§ **What you should do**: Copy out all of the records, exactly as they appear.

§ **Data extracts**:
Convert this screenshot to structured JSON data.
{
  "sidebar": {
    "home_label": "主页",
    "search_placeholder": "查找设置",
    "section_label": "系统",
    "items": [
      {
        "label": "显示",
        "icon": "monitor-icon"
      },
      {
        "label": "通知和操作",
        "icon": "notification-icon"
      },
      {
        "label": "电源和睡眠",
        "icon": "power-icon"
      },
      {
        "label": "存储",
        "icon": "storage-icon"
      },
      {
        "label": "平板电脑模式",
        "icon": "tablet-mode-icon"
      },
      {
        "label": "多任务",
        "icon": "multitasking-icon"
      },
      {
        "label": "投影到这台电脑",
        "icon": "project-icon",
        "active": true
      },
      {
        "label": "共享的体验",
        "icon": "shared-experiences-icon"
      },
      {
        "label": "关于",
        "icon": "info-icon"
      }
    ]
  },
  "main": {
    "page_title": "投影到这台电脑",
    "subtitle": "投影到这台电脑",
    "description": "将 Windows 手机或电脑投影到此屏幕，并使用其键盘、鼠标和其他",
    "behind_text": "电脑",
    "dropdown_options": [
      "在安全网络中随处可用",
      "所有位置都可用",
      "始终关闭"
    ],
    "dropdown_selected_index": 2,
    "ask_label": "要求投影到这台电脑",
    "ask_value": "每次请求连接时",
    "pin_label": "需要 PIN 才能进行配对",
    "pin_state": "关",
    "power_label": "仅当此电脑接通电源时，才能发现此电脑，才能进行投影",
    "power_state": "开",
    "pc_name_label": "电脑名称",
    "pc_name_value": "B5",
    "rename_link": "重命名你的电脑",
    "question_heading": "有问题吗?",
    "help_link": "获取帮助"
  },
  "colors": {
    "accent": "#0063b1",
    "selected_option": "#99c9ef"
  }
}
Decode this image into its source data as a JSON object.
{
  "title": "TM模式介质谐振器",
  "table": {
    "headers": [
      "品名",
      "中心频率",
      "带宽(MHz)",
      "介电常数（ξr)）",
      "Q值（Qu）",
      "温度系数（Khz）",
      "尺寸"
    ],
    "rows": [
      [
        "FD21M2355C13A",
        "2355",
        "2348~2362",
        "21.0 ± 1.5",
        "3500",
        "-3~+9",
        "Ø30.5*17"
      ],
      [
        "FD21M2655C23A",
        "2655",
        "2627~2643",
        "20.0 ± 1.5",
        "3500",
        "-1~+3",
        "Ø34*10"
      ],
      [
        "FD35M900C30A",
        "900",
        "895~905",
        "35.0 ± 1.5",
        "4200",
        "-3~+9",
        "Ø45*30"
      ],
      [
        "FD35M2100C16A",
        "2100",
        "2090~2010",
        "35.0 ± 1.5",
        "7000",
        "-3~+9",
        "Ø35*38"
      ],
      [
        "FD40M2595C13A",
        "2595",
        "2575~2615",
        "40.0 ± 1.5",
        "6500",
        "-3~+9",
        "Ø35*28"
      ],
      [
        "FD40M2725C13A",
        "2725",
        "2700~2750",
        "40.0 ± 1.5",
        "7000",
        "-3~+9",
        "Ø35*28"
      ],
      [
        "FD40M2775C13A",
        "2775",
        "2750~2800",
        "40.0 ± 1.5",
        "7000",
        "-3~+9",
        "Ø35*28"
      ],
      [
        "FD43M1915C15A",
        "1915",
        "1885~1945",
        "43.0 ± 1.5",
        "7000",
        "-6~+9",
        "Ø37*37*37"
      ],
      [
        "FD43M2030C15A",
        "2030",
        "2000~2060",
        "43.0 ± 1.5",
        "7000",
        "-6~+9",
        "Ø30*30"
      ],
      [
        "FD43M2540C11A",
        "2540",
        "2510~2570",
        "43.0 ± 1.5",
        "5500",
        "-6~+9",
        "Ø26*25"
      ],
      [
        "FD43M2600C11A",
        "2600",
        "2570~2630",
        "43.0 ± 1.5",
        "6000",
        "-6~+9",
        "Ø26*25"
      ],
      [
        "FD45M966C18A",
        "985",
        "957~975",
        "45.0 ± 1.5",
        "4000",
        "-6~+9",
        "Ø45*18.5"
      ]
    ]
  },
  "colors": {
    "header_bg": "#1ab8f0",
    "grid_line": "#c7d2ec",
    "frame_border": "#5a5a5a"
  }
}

§ **Response**:
Convert this screenshot to structured JSON data.
{
  "sidebar": {
    "home_label": "主页",
    "search_placeholder": "查找设置",
    "section_label": "系统",
    "items": [
      {
        "label": "显示",
        "icon": "monitor-icon"
      },
      {
        "label": "通知和操作",
        "icon": "notification-icon"
      },
      {
        "label": "电源和睡眠",
        "icon": "power-icon"
      },
      {
        "label": "存储",
        "icon": "storage-icon"
      },
      {
        "label": "平板电脑模式",
        "icon": "tablet-mode-icon"
      },
      {
        "label": "多任务",
        "icon": "multitasking-icon"
      },
      {
        "label": "投影到这台电脑",
        "icon": "project-icon",
        "active": true
      },
      {
        "label": "共享的体验",
        "icon": "shared-experiences-icon"
      },
      {
        "label": "关于",
        "icon": "info-icon"
      }
    ]
  },
  "main": {
    "page_title": "投影到这台电脑",
    "subtitle": "投影到这台电脑",
    "description": "将 Windows 手机或电脑投影到此屏幕，并使用其键盘、鼠标和其他",
    "behind_text": "电脑",
    "dropdown_options": [
      "在安全网络中随处可用",
      "所有位置都可用",
      "始终关闭"
    ],
    "dropdown_selected_index": 2,
    "ask_label": "要求投影到这台电脑",
    "ask_value": "每次请求连接时",
    "pin_label": "需要 PIN 才能进行配对",
    "pin_state": "关",
    "power_label": "仅当此电脑接通电源时，才能发现此电脑，才能进行投影",
    "power_state": "开",
    "pc_name_label": "电脑名称",
    "pc_name_value": "B5",
    "rename_link": "重命名你的电脑",
    "question_heading": "有问题吗?",
    "help_link": "获取帮助"
  },
  "colors": {
    "accent": "#0063b1",
    "selected_option": "#99c9ef"
  }
}
Decode this image into its source data as a JSON object.
{
  "title": "TM模式介质谐振器",
  "table": {
    "headers": [
      "品名",
      "中心频率",
      "带宽(MHz)",
      "介电常数（ξr)）",
      "Q值（Qu）",
      "温度系数（Khz）",
      "尺寸"
    ],
    "rows": [
      [
        "FD21M2355C13A",
        "2355",
        "2348~2362",
        "21.0 ± 1.5",
        "3500",
        "-3~+9",
        "Ø30.5*17"
      ],
      [
        "FD21M2655C23A",
        "2655",
        "2627~2643",
        "20.0 ± 1.5",
        "3500",
        "-1~+3",
        "Ø34*10"
      ],
      [
        "FD35M900C30A",
        "900",
        "895~905",
        "35.0 ± 1.5",
        "4200",
        "-3~+9",
        "Ø45*30"
      ],
      [
        "FD35M2100C16A",
        "2100",
        "2090~2010",
        "35.0 ± 1.5",
        "7000",
        "-3~+9",
        "Ø35*38"
      ],
      [
        "FD40M2595C13A",
        "2595",
        "2575~2615",
        "40.0 ± 1.5",
        "6500",
        "-3~+9",
        "Ø35*28"
      ],
      [
        "FD40M2725C13A",
        "2725",
        "2700~2750",
        "40.0 ± 1.5",
        "7000",
        "-3~+9",
        "Ø35*28"
      ],
      [
        "FD40M2775C13A",
        "2775",
        "2750~2800",
        "40.0 ± 1.5",
        "7000",
        "-3~+9",
        "Ø35*28"
      ],
      [
        "FD43M1915C15A",
        "1915",
        "1885~1945",
        "43.0 ± 1.5",
        "7000",
        "-6~+9",
        "Ø37*37*37"
      ],
      [
        "FD43M2030C15A",
        "2030",
        "2000~2060",
        "43.0 ± 1.5",
        "7000",
        "-6~+9",
        "Ø30*30"
      ],
      [
        "FD43M2540C11A",
        "2540",
        "2510~2570",
        "43.0 ± 1.5",
        "5500",
        "-6~+9",
        "Ø26*25"
      ],
      [
        "FD43M2600C11A",
        "2600",
        "2570~2630",
        "43.0 ± 1.5",
        "6000",
        "-6~+9",
        "Ø26*25"
      ],
      [
        "FD45M966C18A",
        "985",
        "957~975",
        "45.0 ± 1.5",
        "4000",
        "-6~+9",
        "Ø45*18.5"
      ]
    ]
  },
  "colors": {
    "header_bg": "#1ab8f0",
    "grid_line": "#c7d2ec",
    "frame_border": "#5a5a5a"
  }
}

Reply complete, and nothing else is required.